Chile peppers (for cravings): jerk chicken, spicy pork chili, spicy pulled pork, or spicy scallop salad.
Ginger (for nausea and DOMS): ginger-citrus roast chicken, sweet potato lime soup, or Thai coconut soup. Ginger is also delicious as ginger tea, which you can buy in teabags or just make yourself by boiling some cut-up bits of ginger in water for about 10 minutes.
Turmeric (for gut flora): green chicken masala, chicken tajine with apricots, or Moroccan-style roast chicken. Alternately, add it to some homemade mustard to obtain the bright-yellow effect that you’re used to.
Fenugreek (for blood sugar and blood lipids): add it to anything Indian or Middle Eastern, like curried shrimp and spinach or shakshuka. Or play around with it in recipes that could work with any combo of spices, like this warm broccoli slaw.
Other spices (for food preservation, reducing oxidative stress, and adding flavor): salad dressings and vinaigrettes frequently have a lot of spices already in them: utilize them as marinades to provide your meat a flavorful health boost. Or use a dry rub (a mix of spices without oil or vinegar) to include punch to your meat before grilling or roasting. Alternately, it’s also good for simply include more spices in your everyday cooking.
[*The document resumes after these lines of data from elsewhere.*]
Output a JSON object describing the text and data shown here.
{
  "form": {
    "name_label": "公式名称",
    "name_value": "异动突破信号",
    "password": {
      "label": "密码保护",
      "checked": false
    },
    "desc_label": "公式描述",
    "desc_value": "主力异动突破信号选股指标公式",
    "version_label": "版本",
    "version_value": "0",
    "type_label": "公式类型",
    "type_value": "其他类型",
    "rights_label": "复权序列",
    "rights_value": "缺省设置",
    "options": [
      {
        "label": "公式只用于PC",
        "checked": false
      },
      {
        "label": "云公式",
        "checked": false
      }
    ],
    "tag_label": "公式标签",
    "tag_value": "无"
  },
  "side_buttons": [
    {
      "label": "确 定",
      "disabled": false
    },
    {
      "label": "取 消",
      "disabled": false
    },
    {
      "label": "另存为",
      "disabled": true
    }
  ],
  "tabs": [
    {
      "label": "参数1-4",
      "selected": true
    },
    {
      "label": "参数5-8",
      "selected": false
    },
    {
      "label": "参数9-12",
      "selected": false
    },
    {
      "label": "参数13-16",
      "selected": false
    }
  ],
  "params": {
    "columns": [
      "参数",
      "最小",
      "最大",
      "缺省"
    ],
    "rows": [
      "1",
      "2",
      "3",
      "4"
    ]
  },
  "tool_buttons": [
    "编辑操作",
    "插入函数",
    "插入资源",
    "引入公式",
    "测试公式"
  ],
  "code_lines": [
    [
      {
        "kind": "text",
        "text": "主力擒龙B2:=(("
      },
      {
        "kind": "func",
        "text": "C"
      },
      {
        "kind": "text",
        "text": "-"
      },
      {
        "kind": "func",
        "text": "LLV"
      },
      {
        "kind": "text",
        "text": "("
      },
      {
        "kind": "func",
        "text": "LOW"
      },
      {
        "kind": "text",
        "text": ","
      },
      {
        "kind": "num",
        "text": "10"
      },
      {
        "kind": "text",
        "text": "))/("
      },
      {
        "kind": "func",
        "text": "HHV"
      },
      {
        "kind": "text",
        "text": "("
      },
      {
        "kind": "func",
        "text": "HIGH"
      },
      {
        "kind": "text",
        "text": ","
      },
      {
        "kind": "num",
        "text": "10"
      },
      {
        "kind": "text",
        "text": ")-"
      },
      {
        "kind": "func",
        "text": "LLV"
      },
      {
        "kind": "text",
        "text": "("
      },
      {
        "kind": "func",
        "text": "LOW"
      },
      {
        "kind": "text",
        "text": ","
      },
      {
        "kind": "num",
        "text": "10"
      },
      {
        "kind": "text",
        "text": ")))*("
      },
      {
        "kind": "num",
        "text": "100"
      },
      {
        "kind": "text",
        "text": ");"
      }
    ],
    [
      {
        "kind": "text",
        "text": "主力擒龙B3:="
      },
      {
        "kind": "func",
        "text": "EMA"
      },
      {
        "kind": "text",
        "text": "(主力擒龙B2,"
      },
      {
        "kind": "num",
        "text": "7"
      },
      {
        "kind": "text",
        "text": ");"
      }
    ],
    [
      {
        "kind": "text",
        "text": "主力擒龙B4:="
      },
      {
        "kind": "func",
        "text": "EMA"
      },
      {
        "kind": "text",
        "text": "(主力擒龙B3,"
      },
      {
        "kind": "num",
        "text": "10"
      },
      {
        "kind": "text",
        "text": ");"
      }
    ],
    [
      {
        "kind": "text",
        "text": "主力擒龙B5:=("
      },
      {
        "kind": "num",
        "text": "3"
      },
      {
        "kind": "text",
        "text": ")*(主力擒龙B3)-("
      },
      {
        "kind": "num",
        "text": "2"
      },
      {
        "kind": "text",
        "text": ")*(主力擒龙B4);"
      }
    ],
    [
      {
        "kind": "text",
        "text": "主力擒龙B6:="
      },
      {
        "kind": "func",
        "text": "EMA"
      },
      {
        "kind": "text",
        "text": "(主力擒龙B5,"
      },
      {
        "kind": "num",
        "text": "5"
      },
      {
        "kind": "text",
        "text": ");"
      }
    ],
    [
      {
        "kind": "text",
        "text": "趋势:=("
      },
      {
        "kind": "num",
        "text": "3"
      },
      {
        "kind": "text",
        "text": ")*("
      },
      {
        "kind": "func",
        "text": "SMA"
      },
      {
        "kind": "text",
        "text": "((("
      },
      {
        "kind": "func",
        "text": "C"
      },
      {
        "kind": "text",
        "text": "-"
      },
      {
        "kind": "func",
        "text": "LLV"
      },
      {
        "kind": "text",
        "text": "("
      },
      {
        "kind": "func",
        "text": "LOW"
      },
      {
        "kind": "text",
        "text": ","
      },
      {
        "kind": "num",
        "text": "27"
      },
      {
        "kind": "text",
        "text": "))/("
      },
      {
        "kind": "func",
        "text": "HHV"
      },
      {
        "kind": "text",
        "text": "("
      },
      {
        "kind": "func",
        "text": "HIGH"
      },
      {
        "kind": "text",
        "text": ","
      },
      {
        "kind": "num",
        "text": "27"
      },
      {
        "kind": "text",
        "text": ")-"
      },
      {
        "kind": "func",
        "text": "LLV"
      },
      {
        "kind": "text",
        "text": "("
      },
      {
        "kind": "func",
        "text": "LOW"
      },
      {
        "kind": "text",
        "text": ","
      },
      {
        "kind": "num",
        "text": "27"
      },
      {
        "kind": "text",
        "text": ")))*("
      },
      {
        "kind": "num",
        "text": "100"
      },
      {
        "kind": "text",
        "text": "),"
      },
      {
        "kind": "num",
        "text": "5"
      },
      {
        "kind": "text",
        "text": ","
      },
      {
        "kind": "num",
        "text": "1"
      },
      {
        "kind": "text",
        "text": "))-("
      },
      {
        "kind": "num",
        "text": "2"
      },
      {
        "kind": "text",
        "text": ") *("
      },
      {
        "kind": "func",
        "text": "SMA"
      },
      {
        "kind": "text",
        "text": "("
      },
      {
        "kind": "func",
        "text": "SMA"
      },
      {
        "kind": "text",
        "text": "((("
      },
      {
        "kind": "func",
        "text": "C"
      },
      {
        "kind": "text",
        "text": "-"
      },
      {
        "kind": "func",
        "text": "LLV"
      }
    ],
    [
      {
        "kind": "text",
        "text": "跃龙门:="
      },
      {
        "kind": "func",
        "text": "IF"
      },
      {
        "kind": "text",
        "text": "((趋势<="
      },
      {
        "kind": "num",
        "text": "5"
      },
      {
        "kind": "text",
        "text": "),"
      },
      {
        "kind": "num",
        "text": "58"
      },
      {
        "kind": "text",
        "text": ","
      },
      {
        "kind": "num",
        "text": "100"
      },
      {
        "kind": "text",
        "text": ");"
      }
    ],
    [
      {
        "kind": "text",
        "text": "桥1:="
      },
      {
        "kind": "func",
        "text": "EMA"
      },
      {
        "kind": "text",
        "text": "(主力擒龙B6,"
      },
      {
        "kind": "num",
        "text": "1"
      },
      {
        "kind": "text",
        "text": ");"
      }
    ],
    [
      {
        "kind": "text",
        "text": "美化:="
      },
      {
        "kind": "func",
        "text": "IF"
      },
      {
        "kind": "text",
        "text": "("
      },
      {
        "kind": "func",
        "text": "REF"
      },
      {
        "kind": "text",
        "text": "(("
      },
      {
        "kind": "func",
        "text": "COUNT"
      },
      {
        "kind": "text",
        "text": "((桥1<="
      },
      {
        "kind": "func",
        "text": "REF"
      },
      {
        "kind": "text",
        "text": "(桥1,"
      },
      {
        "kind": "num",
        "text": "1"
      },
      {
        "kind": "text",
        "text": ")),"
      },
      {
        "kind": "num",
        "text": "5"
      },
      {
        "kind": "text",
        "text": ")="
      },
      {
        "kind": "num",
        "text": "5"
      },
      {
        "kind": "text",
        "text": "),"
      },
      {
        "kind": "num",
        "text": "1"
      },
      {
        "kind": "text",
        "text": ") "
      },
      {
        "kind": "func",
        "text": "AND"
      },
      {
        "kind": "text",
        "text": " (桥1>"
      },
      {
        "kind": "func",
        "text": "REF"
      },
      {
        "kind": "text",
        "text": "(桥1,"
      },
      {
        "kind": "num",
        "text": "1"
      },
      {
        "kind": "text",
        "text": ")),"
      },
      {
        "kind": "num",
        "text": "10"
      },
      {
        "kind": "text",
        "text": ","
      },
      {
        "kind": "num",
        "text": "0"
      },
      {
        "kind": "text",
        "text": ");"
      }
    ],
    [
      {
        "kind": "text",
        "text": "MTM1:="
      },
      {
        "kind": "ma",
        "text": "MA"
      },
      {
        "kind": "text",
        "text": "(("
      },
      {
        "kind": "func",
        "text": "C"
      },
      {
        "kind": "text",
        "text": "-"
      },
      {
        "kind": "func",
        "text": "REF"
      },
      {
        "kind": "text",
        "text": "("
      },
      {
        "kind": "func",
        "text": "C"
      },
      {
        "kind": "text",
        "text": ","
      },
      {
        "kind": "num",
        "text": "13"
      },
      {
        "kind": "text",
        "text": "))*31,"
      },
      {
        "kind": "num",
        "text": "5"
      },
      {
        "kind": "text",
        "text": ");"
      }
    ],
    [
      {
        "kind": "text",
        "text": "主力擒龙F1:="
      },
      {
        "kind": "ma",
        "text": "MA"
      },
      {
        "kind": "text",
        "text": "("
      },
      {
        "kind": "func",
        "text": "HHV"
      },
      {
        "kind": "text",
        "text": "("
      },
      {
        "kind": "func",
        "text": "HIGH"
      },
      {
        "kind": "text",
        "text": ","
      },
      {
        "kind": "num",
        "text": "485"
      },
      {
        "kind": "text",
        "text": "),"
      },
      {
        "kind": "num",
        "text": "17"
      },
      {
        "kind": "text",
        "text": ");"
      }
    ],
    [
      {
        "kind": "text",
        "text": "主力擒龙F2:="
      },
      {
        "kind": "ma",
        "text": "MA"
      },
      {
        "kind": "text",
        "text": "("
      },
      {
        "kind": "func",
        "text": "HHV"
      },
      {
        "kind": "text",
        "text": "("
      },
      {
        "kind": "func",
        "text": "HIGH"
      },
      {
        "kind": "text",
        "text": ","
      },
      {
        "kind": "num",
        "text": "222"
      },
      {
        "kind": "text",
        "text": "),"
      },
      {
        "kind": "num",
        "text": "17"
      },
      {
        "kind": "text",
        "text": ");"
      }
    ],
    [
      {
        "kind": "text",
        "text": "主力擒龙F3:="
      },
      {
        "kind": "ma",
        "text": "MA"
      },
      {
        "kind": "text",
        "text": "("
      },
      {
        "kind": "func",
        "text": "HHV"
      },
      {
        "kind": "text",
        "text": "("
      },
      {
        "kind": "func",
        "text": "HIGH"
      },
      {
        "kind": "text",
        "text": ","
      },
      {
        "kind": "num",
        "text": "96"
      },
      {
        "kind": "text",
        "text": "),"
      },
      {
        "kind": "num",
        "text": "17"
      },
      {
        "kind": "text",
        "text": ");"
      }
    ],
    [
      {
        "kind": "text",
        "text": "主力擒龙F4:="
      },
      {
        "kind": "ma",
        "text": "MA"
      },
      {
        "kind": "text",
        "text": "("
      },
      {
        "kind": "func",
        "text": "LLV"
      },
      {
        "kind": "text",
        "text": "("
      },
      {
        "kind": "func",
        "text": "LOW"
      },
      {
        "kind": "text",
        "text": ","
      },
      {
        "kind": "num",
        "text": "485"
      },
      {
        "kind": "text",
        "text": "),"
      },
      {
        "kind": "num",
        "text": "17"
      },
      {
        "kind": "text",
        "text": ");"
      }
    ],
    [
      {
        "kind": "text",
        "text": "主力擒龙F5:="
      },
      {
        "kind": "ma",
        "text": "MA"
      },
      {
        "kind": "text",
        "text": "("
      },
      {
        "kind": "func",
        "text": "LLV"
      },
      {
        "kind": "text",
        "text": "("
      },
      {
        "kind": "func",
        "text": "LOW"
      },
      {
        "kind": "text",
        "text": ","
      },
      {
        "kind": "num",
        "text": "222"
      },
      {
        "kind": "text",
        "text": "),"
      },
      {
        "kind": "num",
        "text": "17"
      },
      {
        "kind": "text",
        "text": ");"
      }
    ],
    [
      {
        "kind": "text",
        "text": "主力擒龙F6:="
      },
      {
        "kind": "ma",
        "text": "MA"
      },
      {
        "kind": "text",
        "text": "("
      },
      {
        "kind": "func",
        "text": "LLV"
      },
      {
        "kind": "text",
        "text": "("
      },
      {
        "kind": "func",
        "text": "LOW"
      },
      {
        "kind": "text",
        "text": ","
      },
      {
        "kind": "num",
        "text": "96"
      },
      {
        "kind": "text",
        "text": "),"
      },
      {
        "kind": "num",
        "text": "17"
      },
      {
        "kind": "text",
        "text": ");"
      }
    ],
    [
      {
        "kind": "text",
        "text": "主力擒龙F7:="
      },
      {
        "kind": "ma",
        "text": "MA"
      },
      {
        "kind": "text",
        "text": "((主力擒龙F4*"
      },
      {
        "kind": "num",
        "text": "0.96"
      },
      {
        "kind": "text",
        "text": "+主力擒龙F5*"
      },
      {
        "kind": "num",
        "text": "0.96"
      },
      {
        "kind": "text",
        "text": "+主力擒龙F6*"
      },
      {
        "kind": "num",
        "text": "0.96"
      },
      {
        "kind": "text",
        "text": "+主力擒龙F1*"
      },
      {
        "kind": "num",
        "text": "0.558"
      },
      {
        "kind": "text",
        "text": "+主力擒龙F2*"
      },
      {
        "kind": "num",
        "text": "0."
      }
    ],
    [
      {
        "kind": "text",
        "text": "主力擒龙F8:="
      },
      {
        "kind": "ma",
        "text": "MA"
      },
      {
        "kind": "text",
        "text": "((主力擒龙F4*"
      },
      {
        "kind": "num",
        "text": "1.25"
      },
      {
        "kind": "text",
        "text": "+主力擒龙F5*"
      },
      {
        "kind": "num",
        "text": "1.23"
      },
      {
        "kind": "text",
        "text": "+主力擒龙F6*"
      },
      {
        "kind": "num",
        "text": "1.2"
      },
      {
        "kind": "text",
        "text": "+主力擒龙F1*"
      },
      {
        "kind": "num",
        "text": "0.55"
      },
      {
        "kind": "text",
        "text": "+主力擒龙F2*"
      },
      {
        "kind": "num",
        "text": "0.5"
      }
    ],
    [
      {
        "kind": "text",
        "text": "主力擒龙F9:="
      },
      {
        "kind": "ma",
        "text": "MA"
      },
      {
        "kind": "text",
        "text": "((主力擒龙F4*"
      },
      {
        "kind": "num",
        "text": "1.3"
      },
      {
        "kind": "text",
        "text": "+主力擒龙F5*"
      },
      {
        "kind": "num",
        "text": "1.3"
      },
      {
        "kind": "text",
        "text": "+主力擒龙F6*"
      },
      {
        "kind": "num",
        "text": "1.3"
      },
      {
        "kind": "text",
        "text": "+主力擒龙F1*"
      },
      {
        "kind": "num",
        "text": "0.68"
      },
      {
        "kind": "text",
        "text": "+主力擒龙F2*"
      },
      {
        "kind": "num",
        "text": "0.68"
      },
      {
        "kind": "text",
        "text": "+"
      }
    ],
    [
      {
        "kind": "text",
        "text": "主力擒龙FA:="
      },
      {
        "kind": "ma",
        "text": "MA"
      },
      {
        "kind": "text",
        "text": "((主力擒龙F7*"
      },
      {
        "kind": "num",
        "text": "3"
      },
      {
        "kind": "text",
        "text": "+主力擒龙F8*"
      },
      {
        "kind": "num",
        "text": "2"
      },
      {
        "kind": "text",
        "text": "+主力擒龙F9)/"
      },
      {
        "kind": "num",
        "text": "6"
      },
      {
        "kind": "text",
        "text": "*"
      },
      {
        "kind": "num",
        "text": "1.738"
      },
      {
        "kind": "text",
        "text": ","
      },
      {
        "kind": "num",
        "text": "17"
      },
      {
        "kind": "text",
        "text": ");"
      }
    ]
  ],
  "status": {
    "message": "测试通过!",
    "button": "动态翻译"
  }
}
Vegetable recipes are perfect for this – something very basic like oven-roasted cauliflower can become the base for just about any range of spicy additions.
Imagine if I Don’t Like Spices?
Have you been sitting here reading about the benefits associated with hot peppers with a sinking heart because you merely can’t stand the stuff? You’re not by yourself – plenty of folks just aren’t spice people. But don’t feel guilty about it: nobody must eat spices to be healthy. They’re similar to a bonus together with an already excellent diet. If you really can’t stand them, don’t force yourself to choke them down. The main thing is to eat healthy food you enjoy, if it’s packed with turmeric or fenugreek.
Sometimes the healthy choice is also the tasty choice, and the numerous health advantages of common spices will be the perfect example. And you’ll observe that all the study cited in this specific article used amounts a person could reasonably eat in their food: these aren’t effects which come from injecting cinnamon into mouse livers or bathing test-tube cells with marinades. They’re real, significant, and scrumptious health benefits that you can get just by doing something that tastes better anyway: definitely a win-win for everybody concerned.